What is heartworm disease?
Heartworm disease is primarily caused by a parasitic worm call dirogilaria immitis which is spread through mosquito bites.
Pets including dogs, cats and ferrets may become definitive hosts, meaning that worms live inside the animal, then mature into adults, mate and produce offspring. We call this serious condition heartworm disease because the worms live in the heart, lungs and blood vessels of an infected pet.
What are the symptoms of heartworm disease?
Heartworm disease's symptoms generally don't appear until the disease is at an advanced stage. The most common symptoms of heartworm disease can range from a swollen abdomen to weight loss, fatigue coughing and general difficulty breathing.
How does my vet check my pet for heartworms?
Your vet can complete blood tests to detect heartworm proteins (antigens), which are released into the animal's bloodstream. Heartworm proteins can't be detected until about five months (at the earliest) after an animal is bitten by an infected mosquito.
What if my pet is diagnosed with heartworms?
It's important to remember that the treatment for heartworm disease can cause significant complications and even be potentially toxic to your pet's body. Not only that, but treatment is often expensive. It requires multiple visits to the veterinarian, hospitalizations, x-rays, bloodwork and a series of injections. Because of this, we say that prevention is the absolute best treatment for heartworm disease.
That said, if your pet is diagnosed with heartworms, your vet will have treatment options available. FDA-approved melarsomine dihydrochloride is a drug that contains arsenic. It kills adult heartworms. Melarsomine dihydrochloride will be administered via injection into your pet's back muscles in order to treat the disease.
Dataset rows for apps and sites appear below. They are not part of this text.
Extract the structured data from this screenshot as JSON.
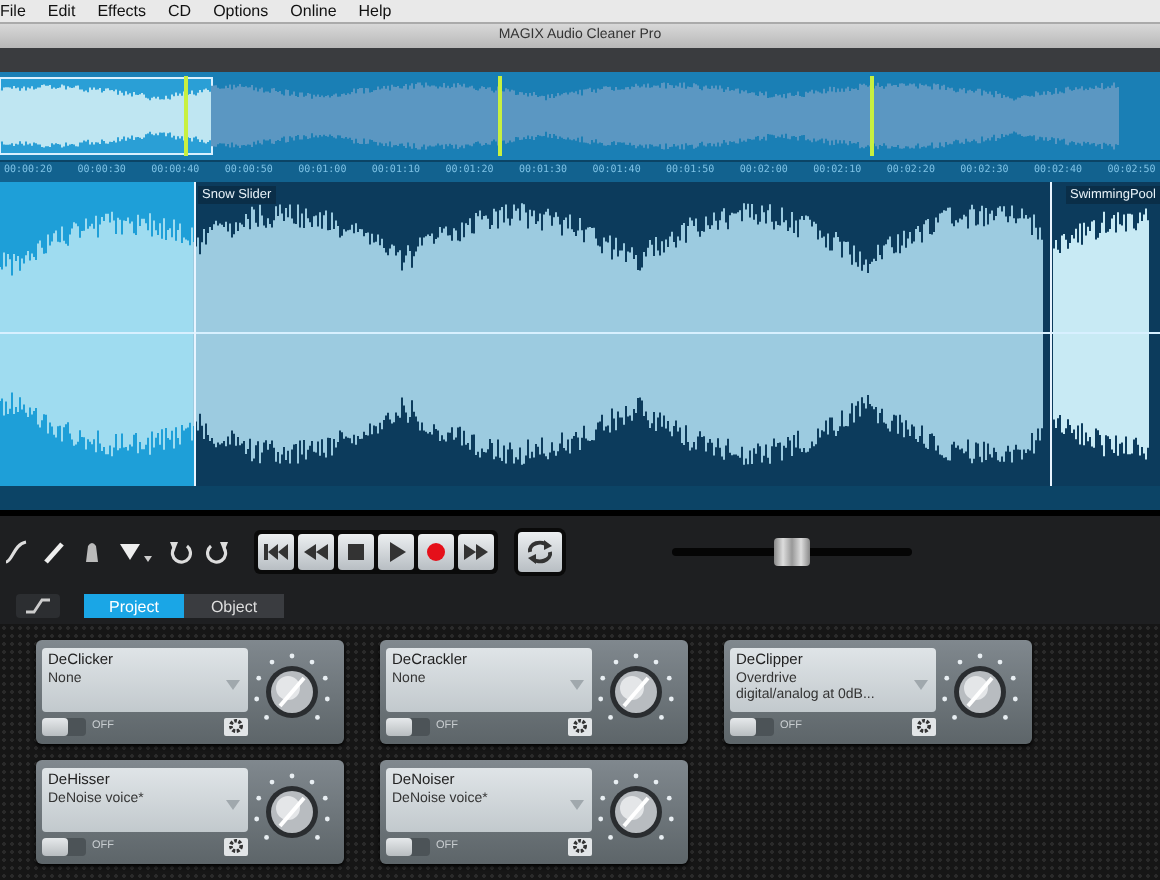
{
  "menu": [
    "File",
    "Edit",
    "Effects",
    "CD",
    "Options",
    "Online",
    "Help"
  ],
  "window": {
    "title": "MAGIX Audio Cleaner Pro"
  },
  "ruler": [
    "00:00:20",
    "00:00:30",
    "00:00:40",
    "00:00:50",
    "00:01:00",
    "00:01:10",
    "00:01:20",
    "00:01:30",
    "00:01:40",
    "00:01:50",
    "00:02:00",
    "00:02:10",
    "00:02:20",
    "00:02:30",
    "00:02:40",
    "00:02:50"
  ],
  "markers": [
    {
      "label": "Snow Slider",
      "selected": false
    },
    {
      "label": "SwimmingPool",
      "selected": false
    }
  ],
  "transport": [
    {
      "kind": "start"
    },
    {
      "kind": "rewind"
    },
    {
      "kind": "stop"
    },
    {
      "kind": "play"
    },
    {
      "kind": "record"
    },
    {
      "kind": "forward"
    }
  ],
  "shuttle": {
    "level": 0.5
  },
  "tabs": [
    {
      "label": "Project",
      "selected": true
    },
    {
      "label": "Object",
      "selected": false
    }
  ],
  "effects": [
    {
      "name": "DeClicker",
      "preset": "None",
      "on": false,
      "switch_label": "OFF"
    },
    {
      "name": "DeCrackler",
      "preset": "None",
      "on": false,
      "switch_label": "OFF"
    },
    {
      "name": "DeClipper",
      "preset": "Overdrive\ndigital/analog at 0dB...",
      "on": false,
      "switch_label": "OFF"
    },
    {
      "name": "DeHisser",
      "preset": "DeNoise voice*",
      "on": false,
      "switch_label": "OFF"
    },
    {
      "name": "DeNoiser",
      "preset": "DeNoise voice*",
      "on": false,
      "switch_label": "OFF"
    }
  ]
}
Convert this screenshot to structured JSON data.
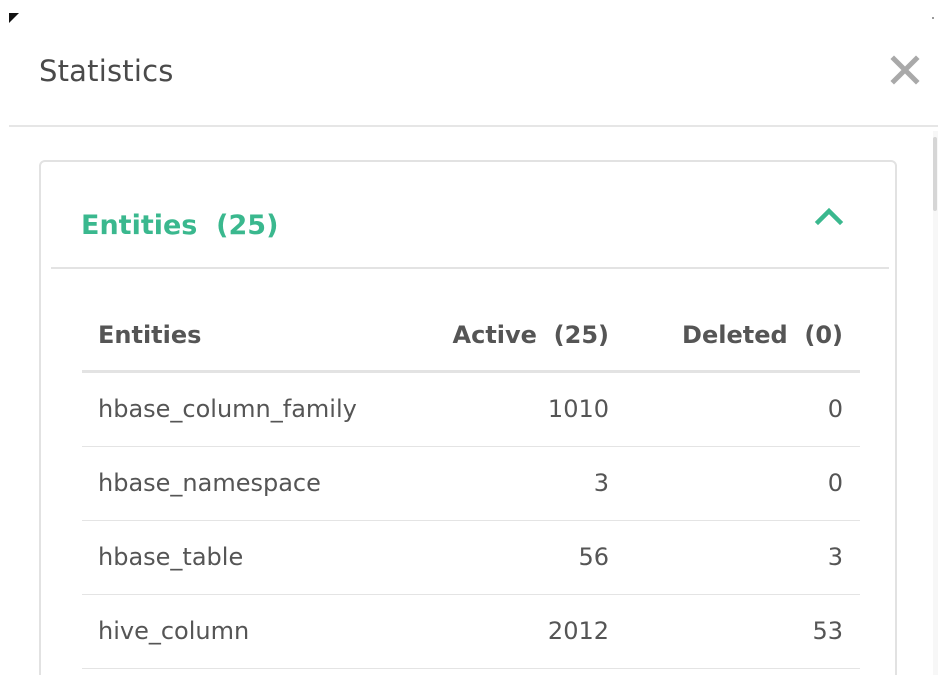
{
  "modal": {
    "title": "Statistics",
    "close_icon": "close-icon"
  },
  "panel": {
    "title": "Entities  (25)",
    "toggle_icon": "chevron-up-icon",
    "accent_color": "#3ab88e"
  },
  "table": {
    "headers": [
      "Entities",
      "Active  (25)",
      "Deleted  (0)"
    ],
    "rows": [
      {
        "name": "hbase_column_family",
        "active": "1010",
        "deleted": "0"
      },
      {
        "name": "hbase_namespace",
        "active": "3",
        "deleted": "0"
      },
      {
        "name": "hbase_table",
        "active": "56",
        "deleted": "3"
      },
      {
        "name": "hive_column",
        "active": "2012",
        "deleted": "53"
      }
    ]
  }
}
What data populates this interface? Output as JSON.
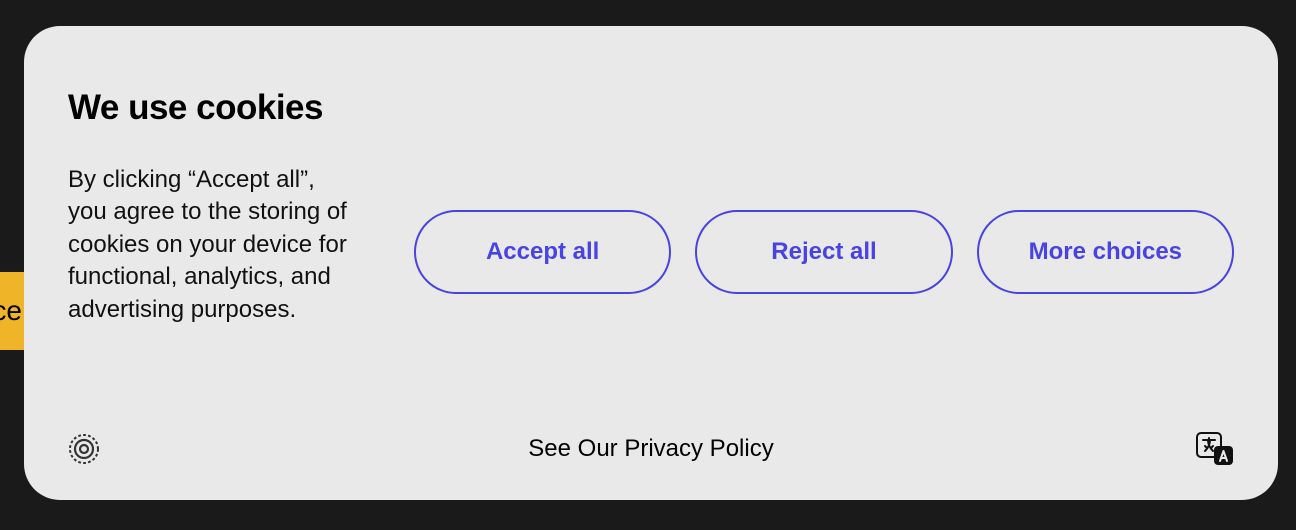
{
  "background": {
    "chip_text": "ce"
  },
  "dialog": {
    "title": "We use cookies",
    "description": "By clicking “Accept all”, you agree to the storing of cookies on your device for functional, analytics, and advertising purposes.",
    "buttons": {
      "accept": "Accept all",
      "reject": "Reject all",
      "more": "More choices"
    },
    "footer": {
      "policy_link": "See Our Privacy Policy"
    }
  }
}
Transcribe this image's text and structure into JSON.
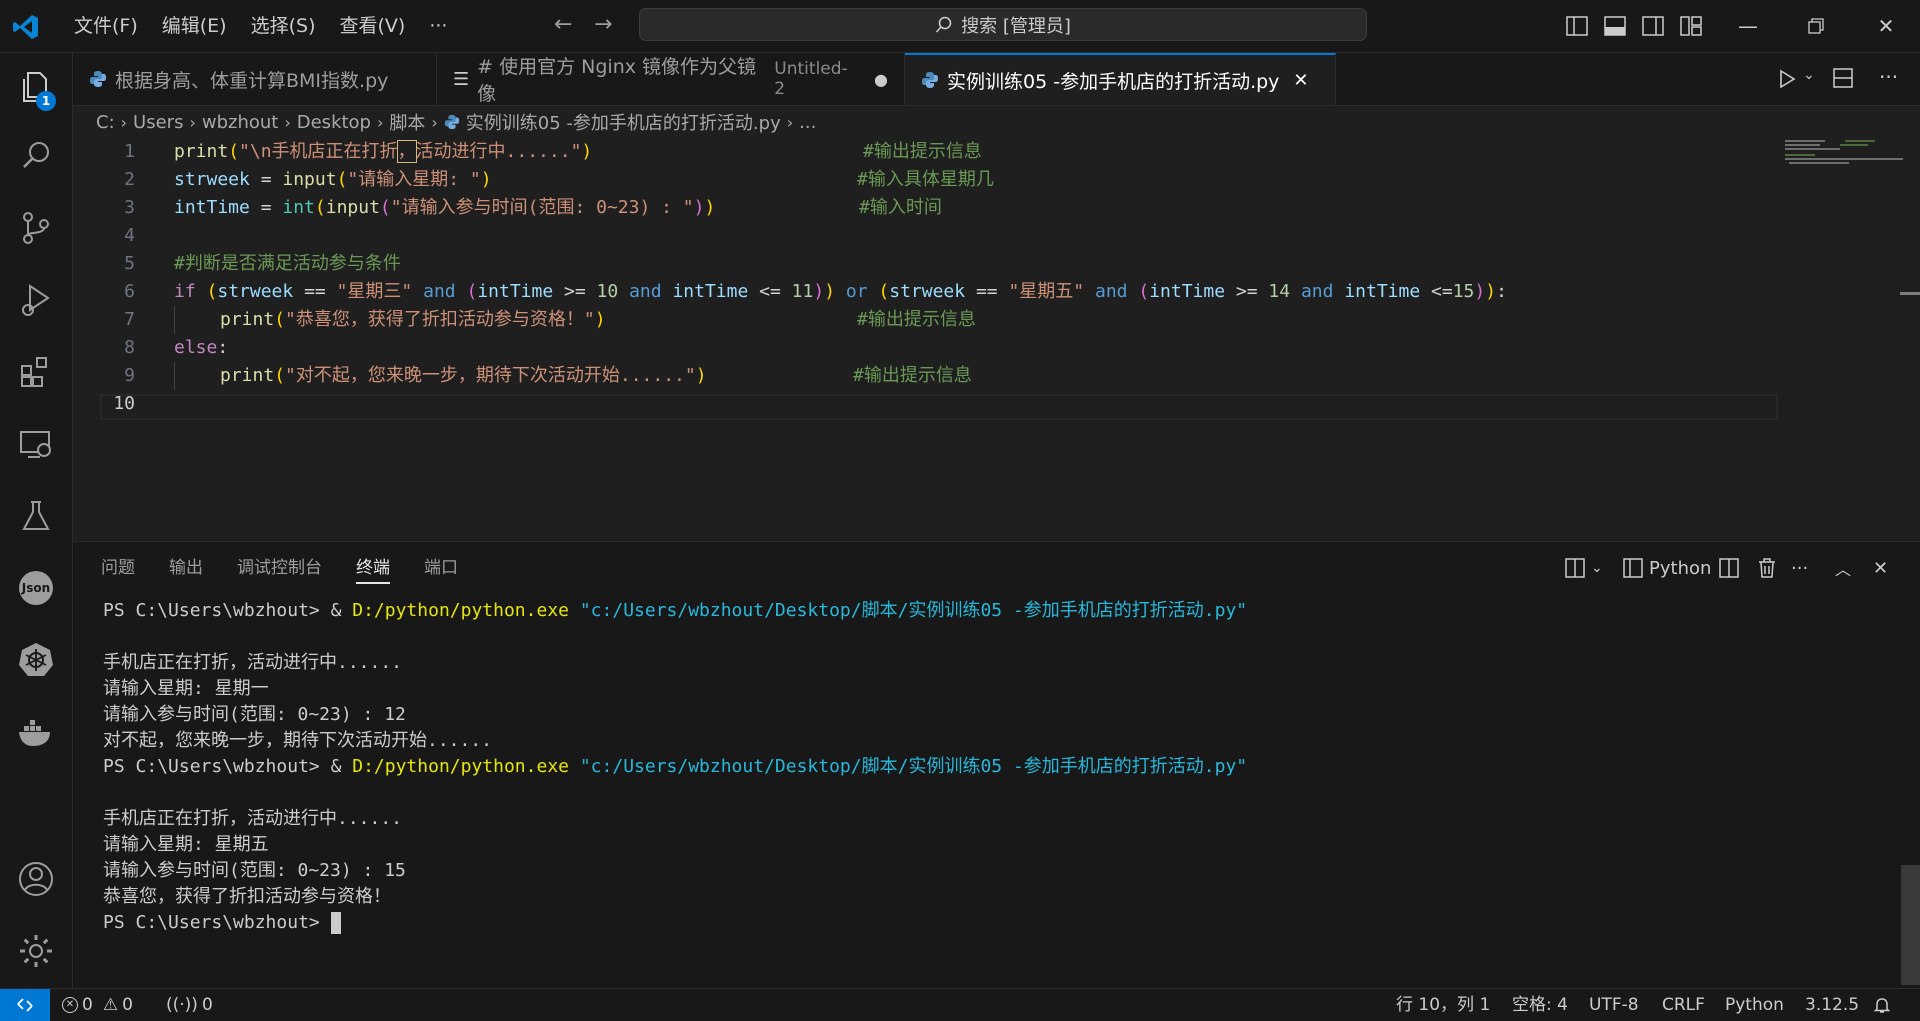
{
  "menu": [
    "文件(F)",
    "编辑(E)",
    "选择(S)",
    "查看(V)",
    "···"
  ],
  "search": {
    "label": "搜索 [管理员]"
  },
  "activity": {
    "explorer_badge": "1",
    "json_label": "Json"
  },
  "tabs": [
    {
      "label": "根据身高、体重计算BMI指数.py"
    },
    {
      "label": "# 使用官方 Nginx 镜像作为父镜像",
      "sub": "Untitled-2"
    },
    {
      "label": "实例训练05 -参加手机店的打折活动.py"
    }
  ],
  "breadcrumb": [
    "C:",
    "Users",
    "wbzhout",
    "Desktop",
    "脚本",
    "实例训练05 -参加手机店的打折活动.py",
    "..."
  ],
  "editor": {
    "line_numbers": [
      "1",
      "2",
      "3",
      "4",
      "5",
      "6",
      "7",
      "8",
      "9",
      "10"
    ],
    "line1": {
      "fn": "print",
      "s1": "\"\\n手机店正在打折",
      "s2": "，",
      "s3": "活动进行中......\"",
      "comment": "#输出提示信息"
    },
    "line2": {
      "var": "strweek",
      "op": " = ",
      "fn": "input",
      "s": "\"请输入星期: \"",
      "comment": "#输入具体星期几"
    },
    "line3": {
      "var": "intTime",
      "op": " = ",
      "fn1": "int",
      "fn2": "input",
      "s": "\"请输入参与时间(范围: 0~23) : \"",
      "comment": "#输入时间"
    },
    "line5": {
      "comment": "#判断是否满足活动参与条件"
    },
    "line6": {
      "kw_if": "if",
      "v1": "strweek",
      "eq": " == ",
      "s1": "\"星期三\"",
      "and": "and",
      "v2": "intTime",
      "ge": " >= ",
      "n1": "10",
      "le": " <= ",
      "n2": "11",
      "or": "or",
      "s2": "\"星期五\"",
      "n3": "14",
      "le2": " <=",
      "n4": "15",
      "colon": ":"
    },
    "line7": {
      "fn": "print",
      "s": "\"恭喜您，获得了折扣活动参与资格！\"",
      "comment": "#输出提示信息"
    },
    "line8": {
      "kw": "else",
      "colon": ":"
    },
    "line9": {
      "fn": "print",
      "s": "\"对不起，您来晚一步，期待下次活动开始......\"",
      "comment": "#输出提示信息"
    }
  },
  "panel": {
    "tabs": [
      "问题",
      "输出",
      "调试控制台",
      "终端",
      "端口"
    ],
    "active_tab": "终端",
    "shell_label": "Python"
  },
  "terminal": {
    "prompt_cmd": "PS C:\\Users\\wbzhout> & ",
    "exe": "D:/python/python.exe",
    "script": "\"c:/Users/wbzhout/Desktop/脚本/实例训练05 -参加手机店的打折活动.py\"",
    "run1": [
      "手机店正在打折，活动进行中......",
      "请输入星期: 星期一",
      "请输入参与时间(范围: 0~23) : 12",
      "对不起，您来晚一步，期待下次活动开始......"
    ],
    "run2": [
      "手机店正在打折，活动进行中......",
      "请输入星期: 星期五",
      "请输入参与时间(范围: 0~23) : 15",
      "恭喜您，获得了折扣活动参与资格！"
    ],
    "final_prompt": "PS C:\\Users\\wbzhout> "
  },
  "status": {
    "errors": "0",
    "warnings": "0",
    "ports": "0",
    "position": "行 10，列 1",
    "spaces": "空格: 4",
    "encoding": "UTF-8",
    "eol": "CRLF",
    "language": "Python",
    "version": "3.12.5"
  }
}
Topical FDA-approved solutions are also available. These can help to get rid of parasites in the bloodstream when applied directly to the animal's skin.
How can I prevent my pet from getting heartworm disease?
It's important to keep your pet on preventive medication to prevent heartworm disease. Even if they are already on preventive heartworm medication, we recommend that dogs be tested for heartworms annually.
Preventing heartworm disease is much safer, easier and more affordable than treating this disease in its progressed stage. A number of different heartworm preventative medications can also help to protect your pet against other parasites like hookworms, roundworms and whipworms.